  2. What is meant by euthanasia?

    Secondly, most hospices only concentrate on dealing with cancer patients or in a few cases, AIDS patients, therefore people fear that other terminally ill patients may not receive effective palliative care. Let's consider the situation where a person is in a coma, PVS, and they are on a life support machine?

  1. “An acceptance of the practice ofvoluntary euthanasia is incompatible with Christian belief in the ...

    all the values to see if they are ordinary or extraordinary means? And also if the act is intrinsically good in itself, or do the consequences of the act make it right or wrong. The Sanctity of Life argument (1)

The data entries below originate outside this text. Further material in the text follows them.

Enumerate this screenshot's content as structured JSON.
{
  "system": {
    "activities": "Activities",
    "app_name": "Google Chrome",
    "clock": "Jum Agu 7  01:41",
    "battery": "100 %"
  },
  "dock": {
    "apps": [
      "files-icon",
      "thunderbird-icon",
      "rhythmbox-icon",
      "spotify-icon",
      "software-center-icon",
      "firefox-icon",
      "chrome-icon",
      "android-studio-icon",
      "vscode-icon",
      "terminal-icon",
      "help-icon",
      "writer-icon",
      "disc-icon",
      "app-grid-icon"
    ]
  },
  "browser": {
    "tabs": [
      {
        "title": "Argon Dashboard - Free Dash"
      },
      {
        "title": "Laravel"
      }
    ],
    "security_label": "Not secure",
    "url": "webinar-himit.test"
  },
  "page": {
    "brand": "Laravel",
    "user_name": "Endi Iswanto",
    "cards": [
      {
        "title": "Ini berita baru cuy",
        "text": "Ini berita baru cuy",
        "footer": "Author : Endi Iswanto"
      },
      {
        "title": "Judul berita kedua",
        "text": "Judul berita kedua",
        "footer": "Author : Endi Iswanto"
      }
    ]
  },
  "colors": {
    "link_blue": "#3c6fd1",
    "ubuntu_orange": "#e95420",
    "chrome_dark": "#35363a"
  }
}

  2. Analyse and explain the way in which a religious or moral issue has been ...

    doing there job buy informing the public about the facts of the mothers story. The doctors and hospital were very against the mothers wishes to prolong her sons life and thought it was cruel, they obviously thought that her son didn't have much of a life left to live.

  1. Is Euthanasia morally acceptable?

    atheists, only one Buddhist and one Muslim, because there are not many people of other religions in this area but hopefully that is where the secondary research will help. Is the Euthanasia decision influenced by religious beliefs? S ource C shows that different religions have different views regarding euthanasia this is backed up by data retrieved from the Questionnaire.

  2. Ethical Questions

    a lot of people wavering they path towards enlightenment and better reincarnation. Kant: Kant believes in concept of moral law and duty meaning that he would think that under no circumstances ever could abortion be right and I think this event would not even strengthen that view but have no effect at all.

  1. What are the religious and ethical considerations to the issue of euthanasia?

    Life has special dignity and worth. Human life is a "trust" and not a personal "possession" over which we have full control. No one can claim total mastery over one's own life or another's life. Every innocent human being is absolutely equal to all others. This equality is the basis of all authentic social relationships and

  2. 'Acceptance of the practice of voluntary Euthanasia is incompatible with the Christian belief in ...

    Meanwhile others argue that since medical science can prolong life almost indefinitely, what must now be protected is the persons right to die. They state that to subject a patient to an unnaturally, slow and often painful deterioration of health is not just uncivilized and lacking in compassion towards the patient and their family, but an 'infringement of individual liberty'.

  • Over 160,000 pieces
    of student written work
  • Annotated by
    experienced teachers
  • Ideas and feedback to
    improve your own work